→ THE TASK
Scan the data for "unit" and copy the lines it appears in.

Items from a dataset
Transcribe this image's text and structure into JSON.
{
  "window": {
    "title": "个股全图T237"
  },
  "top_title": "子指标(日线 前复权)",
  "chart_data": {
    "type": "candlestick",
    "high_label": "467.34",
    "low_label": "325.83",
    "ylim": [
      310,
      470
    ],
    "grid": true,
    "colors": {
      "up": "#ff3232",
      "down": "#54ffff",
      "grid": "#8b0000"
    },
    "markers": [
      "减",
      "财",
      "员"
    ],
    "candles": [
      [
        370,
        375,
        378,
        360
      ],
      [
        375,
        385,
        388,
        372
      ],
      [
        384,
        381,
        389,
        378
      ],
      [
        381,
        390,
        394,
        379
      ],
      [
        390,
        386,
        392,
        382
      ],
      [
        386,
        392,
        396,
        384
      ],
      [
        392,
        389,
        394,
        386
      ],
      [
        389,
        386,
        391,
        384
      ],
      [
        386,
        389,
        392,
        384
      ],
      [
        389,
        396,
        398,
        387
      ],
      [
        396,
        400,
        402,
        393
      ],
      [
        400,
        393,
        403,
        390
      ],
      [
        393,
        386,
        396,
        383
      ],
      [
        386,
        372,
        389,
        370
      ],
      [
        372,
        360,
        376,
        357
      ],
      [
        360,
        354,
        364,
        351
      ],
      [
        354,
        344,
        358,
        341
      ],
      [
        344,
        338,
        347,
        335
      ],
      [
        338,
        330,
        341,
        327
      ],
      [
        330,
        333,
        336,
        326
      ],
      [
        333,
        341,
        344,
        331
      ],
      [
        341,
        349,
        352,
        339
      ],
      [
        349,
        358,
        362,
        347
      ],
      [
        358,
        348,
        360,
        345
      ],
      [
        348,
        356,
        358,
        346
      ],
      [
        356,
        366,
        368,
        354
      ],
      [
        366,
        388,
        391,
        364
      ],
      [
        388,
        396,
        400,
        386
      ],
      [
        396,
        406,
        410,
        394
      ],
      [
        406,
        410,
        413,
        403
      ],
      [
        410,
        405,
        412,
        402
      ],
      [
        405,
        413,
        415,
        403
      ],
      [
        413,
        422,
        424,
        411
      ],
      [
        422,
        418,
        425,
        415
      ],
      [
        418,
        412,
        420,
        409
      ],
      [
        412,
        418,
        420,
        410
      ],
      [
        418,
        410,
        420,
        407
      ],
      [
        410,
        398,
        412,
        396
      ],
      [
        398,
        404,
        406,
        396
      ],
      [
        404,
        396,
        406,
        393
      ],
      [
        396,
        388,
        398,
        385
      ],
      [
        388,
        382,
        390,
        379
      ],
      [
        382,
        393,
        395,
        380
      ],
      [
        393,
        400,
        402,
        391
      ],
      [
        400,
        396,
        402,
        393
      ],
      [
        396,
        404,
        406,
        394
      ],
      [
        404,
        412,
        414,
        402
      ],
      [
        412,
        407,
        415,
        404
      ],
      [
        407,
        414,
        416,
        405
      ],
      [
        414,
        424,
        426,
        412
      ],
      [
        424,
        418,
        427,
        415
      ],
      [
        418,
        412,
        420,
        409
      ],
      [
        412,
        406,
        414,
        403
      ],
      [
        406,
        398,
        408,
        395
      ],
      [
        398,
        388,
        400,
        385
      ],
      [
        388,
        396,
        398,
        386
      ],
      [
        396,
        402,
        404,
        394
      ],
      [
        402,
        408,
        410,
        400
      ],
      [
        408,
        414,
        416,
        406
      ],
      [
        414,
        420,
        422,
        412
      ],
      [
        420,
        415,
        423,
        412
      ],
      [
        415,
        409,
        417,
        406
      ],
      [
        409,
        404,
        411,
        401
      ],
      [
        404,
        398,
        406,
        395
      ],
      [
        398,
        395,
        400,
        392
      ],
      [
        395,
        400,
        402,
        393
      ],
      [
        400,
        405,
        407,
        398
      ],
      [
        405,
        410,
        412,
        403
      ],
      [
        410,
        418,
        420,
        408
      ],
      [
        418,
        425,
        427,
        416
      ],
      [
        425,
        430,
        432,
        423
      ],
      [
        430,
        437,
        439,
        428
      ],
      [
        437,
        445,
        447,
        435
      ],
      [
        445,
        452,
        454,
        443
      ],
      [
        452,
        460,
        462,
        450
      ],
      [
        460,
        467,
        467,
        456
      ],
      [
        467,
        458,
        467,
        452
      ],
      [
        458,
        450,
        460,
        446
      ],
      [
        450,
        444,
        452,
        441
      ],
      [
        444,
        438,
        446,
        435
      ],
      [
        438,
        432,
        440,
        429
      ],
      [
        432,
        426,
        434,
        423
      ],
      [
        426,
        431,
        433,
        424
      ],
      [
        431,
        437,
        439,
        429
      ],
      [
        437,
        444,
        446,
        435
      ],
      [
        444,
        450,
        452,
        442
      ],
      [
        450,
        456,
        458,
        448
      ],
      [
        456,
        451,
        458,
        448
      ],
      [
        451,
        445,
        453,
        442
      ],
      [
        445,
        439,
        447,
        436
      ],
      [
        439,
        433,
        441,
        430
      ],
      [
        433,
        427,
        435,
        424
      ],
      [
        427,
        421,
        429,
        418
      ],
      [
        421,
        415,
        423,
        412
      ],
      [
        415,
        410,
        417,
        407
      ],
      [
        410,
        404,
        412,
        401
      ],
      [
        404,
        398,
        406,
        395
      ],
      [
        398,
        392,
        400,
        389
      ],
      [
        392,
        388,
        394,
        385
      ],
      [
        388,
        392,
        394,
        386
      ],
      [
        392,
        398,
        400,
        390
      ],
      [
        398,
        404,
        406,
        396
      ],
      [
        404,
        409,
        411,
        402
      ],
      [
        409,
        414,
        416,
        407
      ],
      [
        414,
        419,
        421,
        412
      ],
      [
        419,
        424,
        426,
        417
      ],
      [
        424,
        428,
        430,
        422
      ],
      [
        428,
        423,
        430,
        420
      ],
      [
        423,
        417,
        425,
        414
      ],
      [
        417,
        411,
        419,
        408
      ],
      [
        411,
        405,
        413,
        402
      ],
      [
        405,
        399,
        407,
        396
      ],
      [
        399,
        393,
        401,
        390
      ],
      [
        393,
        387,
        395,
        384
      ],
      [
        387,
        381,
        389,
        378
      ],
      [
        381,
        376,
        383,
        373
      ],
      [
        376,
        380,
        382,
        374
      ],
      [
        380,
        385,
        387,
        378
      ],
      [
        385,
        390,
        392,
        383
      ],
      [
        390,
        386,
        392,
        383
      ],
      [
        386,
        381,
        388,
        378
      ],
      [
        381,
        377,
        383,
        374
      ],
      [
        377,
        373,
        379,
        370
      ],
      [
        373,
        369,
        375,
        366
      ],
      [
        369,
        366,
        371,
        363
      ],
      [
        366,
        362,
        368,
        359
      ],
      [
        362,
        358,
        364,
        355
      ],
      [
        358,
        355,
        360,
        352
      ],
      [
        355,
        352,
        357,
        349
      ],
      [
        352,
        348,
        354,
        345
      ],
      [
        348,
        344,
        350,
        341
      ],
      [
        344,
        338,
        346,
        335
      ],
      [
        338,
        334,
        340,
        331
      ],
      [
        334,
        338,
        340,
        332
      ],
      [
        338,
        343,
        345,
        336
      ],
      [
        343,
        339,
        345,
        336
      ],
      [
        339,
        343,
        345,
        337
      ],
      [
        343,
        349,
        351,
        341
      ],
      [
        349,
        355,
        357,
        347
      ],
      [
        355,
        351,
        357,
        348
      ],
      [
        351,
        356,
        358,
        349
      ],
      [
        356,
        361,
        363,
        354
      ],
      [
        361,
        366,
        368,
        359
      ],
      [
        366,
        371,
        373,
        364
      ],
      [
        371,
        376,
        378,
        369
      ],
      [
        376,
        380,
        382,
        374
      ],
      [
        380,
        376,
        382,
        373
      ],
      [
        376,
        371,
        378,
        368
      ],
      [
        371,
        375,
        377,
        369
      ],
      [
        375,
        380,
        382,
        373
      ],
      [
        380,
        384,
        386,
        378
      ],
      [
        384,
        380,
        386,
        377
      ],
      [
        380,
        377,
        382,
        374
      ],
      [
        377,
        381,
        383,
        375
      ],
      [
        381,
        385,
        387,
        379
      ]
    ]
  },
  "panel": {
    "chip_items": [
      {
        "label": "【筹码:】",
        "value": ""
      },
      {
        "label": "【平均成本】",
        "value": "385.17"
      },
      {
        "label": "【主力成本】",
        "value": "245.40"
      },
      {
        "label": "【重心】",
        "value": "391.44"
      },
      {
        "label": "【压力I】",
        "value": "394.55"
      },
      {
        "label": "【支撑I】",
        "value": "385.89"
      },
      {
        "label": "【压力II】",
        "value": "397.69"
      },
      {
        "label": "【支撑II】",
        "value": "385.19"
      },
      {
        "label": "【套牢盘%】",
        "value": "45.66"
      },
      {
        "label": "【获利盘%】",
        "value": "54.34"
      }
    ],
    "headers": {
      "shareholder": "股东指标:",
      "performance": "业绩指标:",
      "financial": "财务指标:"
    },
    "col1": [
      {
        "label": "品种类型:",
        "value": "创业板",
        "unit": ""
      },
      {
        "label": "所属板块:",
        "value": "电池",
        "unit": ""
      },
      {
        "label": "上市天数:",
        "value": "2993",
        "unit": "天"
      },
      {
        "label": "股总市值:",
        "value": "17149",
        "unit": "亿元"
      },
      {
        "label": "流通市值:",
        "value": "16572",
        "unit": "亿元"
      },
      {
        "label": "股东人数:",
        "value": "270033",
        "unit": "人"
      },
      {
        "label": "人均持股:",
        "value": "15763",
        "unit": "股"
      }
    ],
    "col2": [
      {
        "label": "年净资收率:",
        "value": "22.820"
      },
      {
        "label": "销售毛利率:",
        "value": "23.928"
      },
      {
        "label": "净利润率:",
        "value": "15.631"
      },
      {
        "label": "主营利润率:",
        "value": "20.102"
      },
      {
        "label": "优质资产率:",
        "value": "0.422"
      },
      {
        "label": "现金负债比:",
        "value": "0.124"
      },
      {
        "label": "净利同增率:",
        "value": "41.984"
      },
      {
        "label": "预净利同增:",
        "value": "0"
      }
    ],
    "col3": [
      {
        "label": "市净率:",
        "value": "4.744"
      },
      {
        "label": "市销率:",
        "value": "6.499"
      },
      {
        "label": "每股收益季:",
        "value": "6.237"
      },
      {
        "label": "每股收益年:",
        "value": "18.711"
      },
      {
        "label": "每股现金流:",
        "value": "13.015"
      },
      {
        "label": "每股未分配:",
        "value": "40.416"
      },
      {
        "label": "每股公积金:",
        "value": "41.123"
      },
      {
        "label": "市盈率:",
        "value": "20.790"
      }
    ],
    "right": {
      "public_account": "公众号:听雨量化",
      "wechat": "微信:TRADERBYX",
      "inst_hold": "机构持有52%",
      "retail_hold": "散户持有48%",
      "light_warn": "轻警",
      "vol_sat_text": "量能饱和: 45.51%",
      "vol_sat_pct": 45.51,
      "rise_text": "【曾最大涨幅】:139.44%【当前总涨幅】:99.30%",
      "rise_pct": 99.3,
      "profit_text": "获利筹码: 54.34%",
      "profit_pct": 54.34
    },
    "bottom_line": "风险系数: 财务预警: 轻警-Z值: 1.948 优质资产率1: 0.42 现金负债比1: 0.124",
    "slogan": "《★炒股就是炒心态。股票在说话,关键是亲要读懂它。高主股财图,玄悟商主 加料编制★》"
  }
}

→ RESULT OF THIS TASK
        "unit": ""
        "unit": ""
        "unit": "天"
        "unit": "亿元"
        "unit": "亿元"
        "unit": "人"
        "unit": "股"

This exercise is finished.